##### 2.3. Support Vector Regression

SVR is a support vector machine (SVM) algorithm that is used to solve regression problems and that can also be applied in nonlinear prediction. In contrast to the existing algorithms, including neural networks, it leads to the optimized generalization performance by maximizing a space that exists between two layers.

Instances that are the most adjacent to a hyperplane that has the maximum space or instances located the shortest distance from a plane are called support vectors. Only one set of these support vectors determines the hyperplane that has the maximum space regarding a learning problem; the other instances are irrelevant to learning. The SVR equation is shown as

All the results calculated by using a kernel function and a test sample for every having support vector(s) are added together. is a Lagrange multiplier, is an integer that represents the category, and is a constant that represents the location on the hyperplane.

In addition, the SMOreg algorithm is a kind of SVR based on the sequential minimal optimization (SMO) algorithm, which is an optimization algorithm proposed to use SVR [15]. Whereas an inefficiency problem is caused in the SMO algorithm because there is only one threshold, this problem is solved in the SMOreg algorithm by using two thresholds [16].

##### 2.4. Expectation-Maximization Clustering

EM clustering is an iterative algorithm that first estimates initial values for unobservable parameters and then calculates the cluster probability of each instance by using the initial values to find the parameter value having the maximum likelihood [17].

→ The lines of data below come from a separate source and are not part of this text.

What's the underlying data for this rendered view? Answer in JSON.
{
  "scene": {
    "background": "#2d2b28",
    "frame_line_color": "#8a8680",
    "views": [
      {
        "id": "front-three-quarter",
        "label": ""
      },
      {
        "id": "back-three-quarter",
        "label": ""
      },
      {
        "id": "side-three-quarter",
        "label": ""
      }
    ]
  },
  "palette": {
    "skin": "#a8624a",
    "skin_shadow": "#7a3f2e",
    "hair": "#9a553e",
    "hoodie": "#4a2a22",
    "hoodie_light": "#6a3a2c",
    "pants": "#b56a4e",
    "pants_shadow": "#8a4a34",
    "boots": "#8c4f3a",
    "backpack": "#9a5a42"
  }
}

First, after initial values for the parameters in each cluster have been assigned, the probability for each instance to be included in clusters is calculated. Then, parameters that have the maximum likelihood are recalculated by using the instance points included in each cluster. This process is performed repeatedly until the parameter values for each cluster do not change.

#### 3. Experimental Data

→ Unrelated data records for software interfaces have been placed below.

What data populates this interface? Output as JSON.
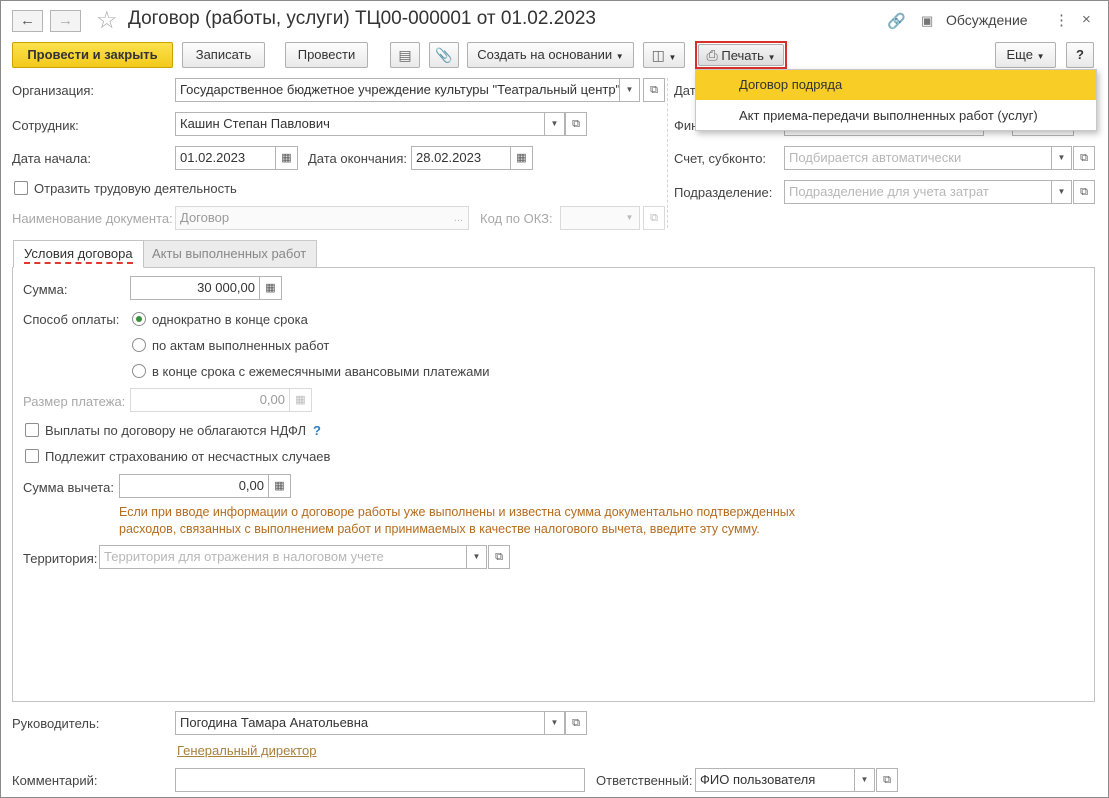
{
  "window": {
    "title": "Договор (работы, услуги) ТЦ00-000001 от 01.02.2023",
    "discussion_label": "Обсуждение"
  },
  "toolbar": {
    "post_close": "Провести и закрыть",
    "save": "Записать",
    "post": "Провести",
    "create_based": "Создать на основании",
    "print": "Печать",
    "more": "Еще",
    "help": "?"
  },
  "print_menu": {
    "items": [
      "Договор подряда",
      "Акт приема-передачи выполненных работ (услуг)"
    ]
  },
  "form": {
    "org_label": "Организация:",
    "org_value": "Государственное бюджетное учреждение культуры \"Театральный центр\"",
    "employee_label": "Сотрудник:",
    "employee_value": "Кашин Степан Павлович",
    "start_label": "Дата начала:",
    "start_value": "01.02.2023",
    "end_label": "Дата окончания:",
    "end_value": "28.02.2023",
    "reflect_label": "Отразить трудовую деятельность",
    "docname_label": "Наименование документа:",
    "docname_value": "Договор",
    "okz_label": "Код по ОКЗ:",
    "right_date_label": "Дат",
    "right_fin_label": "Фин",
    "account_label": "Счет, субконто:",
    "account_placeholder": "Подбирается автоматически",
    "dept_label": "Подразделение:",
    "dept_placeholder": "Подразделение для учета затрат"
  },
  "tabs": {
    "conditions": "Условия договора",
    "acts": "Акты выполненных работ"
  },
  "conditions": {
    "sum_label": "Сумма:",
    "sum_value": "30 000,00",
    "pay_method_label": "Способ оплаты:",
    "pay_options": [
      "однократно в конце срока",
      "по актам выполненных работ",
      "в конце срока с ежемесячными авансовыми платежами"
    ],
    "payment_size_label": "Размер платежа:",
    "payment_size_value": "0,00",
    "ndfl_label": "Выплаты по договору не облагаются НДФЛ",
    "ndfl_help": "?",
    "insurance_label": "Подлежит страхованию от несчастных случаев",
    "deduction_label": "Сумма вычета:",
    "deduction_value": "0,00",
    "deduction_hint": "Если при вводе информации о договоре работы уже выполнены и известна сумма документально подтвержденных расходов, связанных с выполнением работ и принимаемых в качестве налогового вычета, введите эту сумму.",
    "territory_label": "Территория:",
    "territory_placeholder": "Территория для отражения в налоговом учете"
  },
  "footer": {
    "head_label": "Руководитель:",
    "head_value": "Погодина Тамара Анатольевна",
    "head_position": "Генеральный директор",
    "comment_label": "Комментарий:",
    "comment_value": "",
    "responsible_label": "Ответственный:",
    "responsible_value": "ФИО пользователя"
  }
}
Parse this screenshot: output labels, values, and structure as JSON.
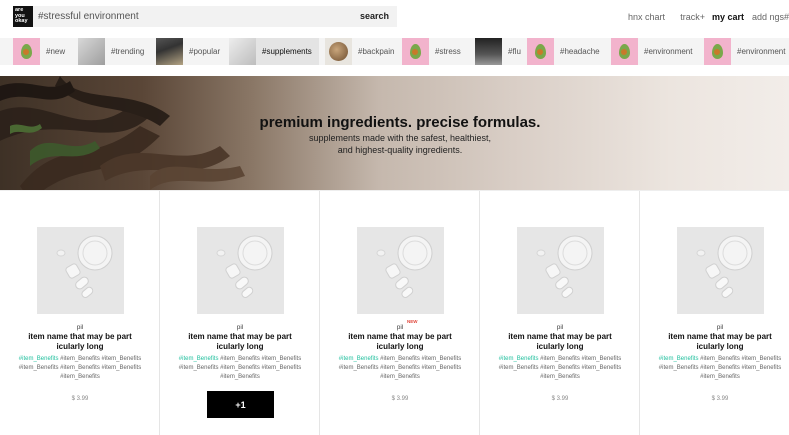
{
  "brand": {
    "logo_lines": [
      "are",
      "you",
      "okay"
    ]
  },
  "search": {
    "value": "#stressful environment",
    "button_label": "search"
  },
  "nav": [
    "hnx chart",
    "track+",
    "my cart",
    "add ngs#"
  ],
  "tags": [
    {
      "label": "#new",
      "thumb": "avocado"
    },
    {
      "label": "#trending",
      "thumb": "fog"
    },
    {
      "label": "#popular",
      "thumb": "dark"
    },
    {
      "label": "#supplements",
      "thumb": "gray",
      "active": true
    },
    {
      "label": "#backpain",
      "thumb": "round"
    },
    {
      "label": "#stress",
      "thumb": "avocado"
    },
    {
      "label": "#flu",
      "thumb": "night"
    },
    {
      "label": "#headache",
      "thumb": "avocado"
    },
    {
      "label": "#environment",
      "thumb": "avocado"
    },
    {
      "label": "#environment",
      "thumb": "avocado"
    }
  ],
  "hero": {
    "title": "premium ingredients. precise formulas.",
    "subtitle_line1": "supplements made with the safest, healthiest,",
    "subtitle_line2": "and highest-quality ingredients."
  },
  "products": [
    {
      "category": "pil",
      "name": "item name that may be part icularly long",
      "hashtags_highlight": "#item_Benefits",
      "hashtags_rest": " #item_Benefits #item_Benefits #item_Benefits #item_Benefits #item_Benefits #item_Benefits",
      "price": "$ 3.99"
    },
    {
      "category": "pil",
      "name": "item name that may be part icularly long",
      "hashtags_highlight": "#item_Benefits",
      "hashtags_rest": " #item_Benefits #item_Benefits #item_Benefits #item_Benefits #item_Benefits #item_Benefits",
      "button_label": "+1"
    },
    {
      "category": "pil",
      "badge": "NEW",
      "name": "item name that may be part icularly long",
      "hashtags_highlight": "#item_Benefits",
      "hashtags_rest": " #item_Benefits #item_Benefits #item_Benefits #item_Benefits #item_Benefits #item_Benefits",
      "price": "$ 3.99"
    },
    {
      "category": "pil",
      "name": "item name that may be part icularly long",
      "hashtags_highlight": "#item_Benefits",
      "hashtags_rest": " #item_Benefits #item_Benefits #item_Benefits #item_Benefits #item_Benefits #item_Benefits",
      "price": "$ 3.99"
    },
    {
      "category": "pil",
      "name": "item name that may be part icularly long",
      "hashtags_highlight": "#item_Benefits",
      "hashtags_rest": " #item_Benefits #item_Benefits #item_Benefits #item_Benefits #item_Benefits #item_Benefits",
      "price": "$ 3.99"
    }
  ],
  "colors": {
    "accent": "#1fbf9d",
    "new_badge": "#e0473c",
    "button": "#000000",
    "tag_thumb_pink": "#f2b3cc"
  }
}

##### 3.1. Smartphone Data

Meteorological data for South Korea for dates between July 1 and December 31 in 2014 were obtained using a smartphone application called* Yeowoobi* (the term* Yeowoobi* means sunshower in Korean). The meteorological data collected by this application include the time at which data are received at a server, transmission methods, location precision time information (i.e., year, month, day, hour, minute, and second), latitude (degrees), longitude (degrees), spot atmospheric pressure (hPa), user identification number, temperature (°C), relative humidity (%), and smartphone information. The initial cycle for obtaining data for atmospheric pressure, temperature, and relative humidity takes 10 minutes. Users of the* Yeowoobi* app select one of nine stages for an observation cycle (from one minute to three hours) based on various factors such as battery consumption and cost of the data transfer.

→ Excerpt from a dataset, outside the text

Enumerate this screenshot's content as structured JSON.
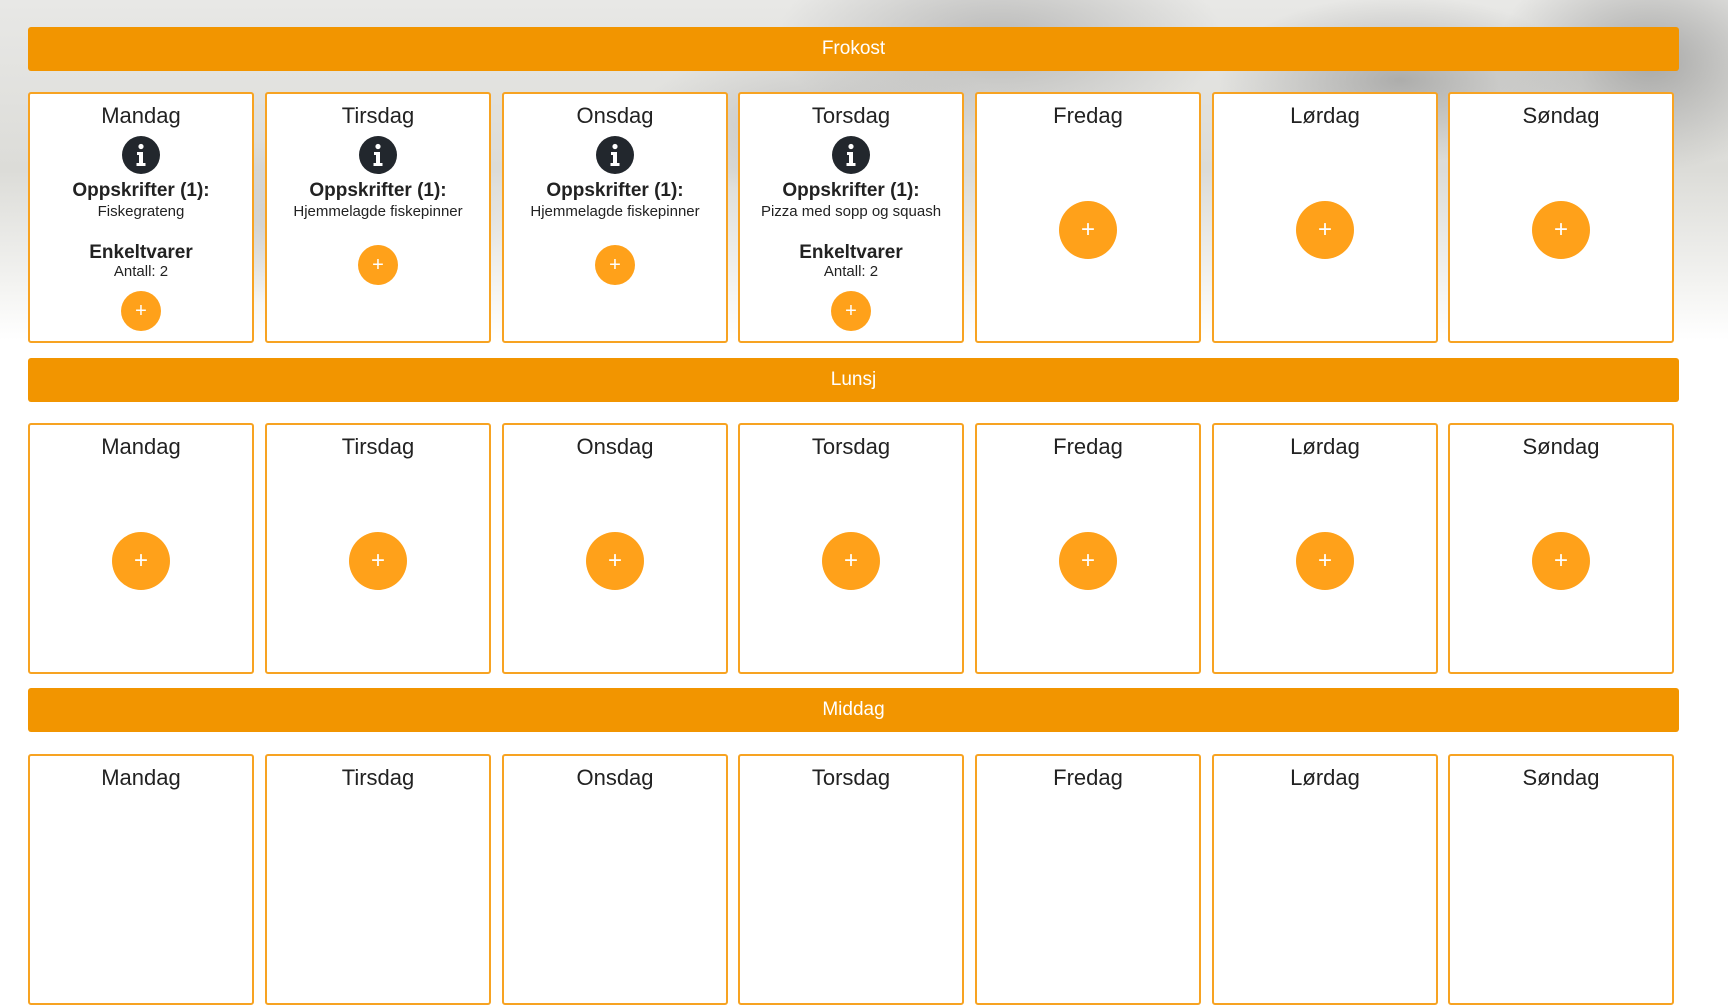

In this study, the subset of meteorological data obtained in Gyeonggi-do (including Seoul) was used as the experimental data. When latitude and longitude are calculated to the third decimal point, the number of data obtained is approximately two million (47% of the entire data set collected), and the number of users is approximately two thousand (63% of the entire set of users) (Table 1). Figure 1 shows a map of the observation data across South Korea obtained by smartphones, showing location information for the observation data in Gyeonggi-do. In addition, among 692 points of public meteorological equipment throughout the country, 238 points are located in Gyeonggi-do; 53 of these 238 sites correspond to locations where data were also collected by smartphones.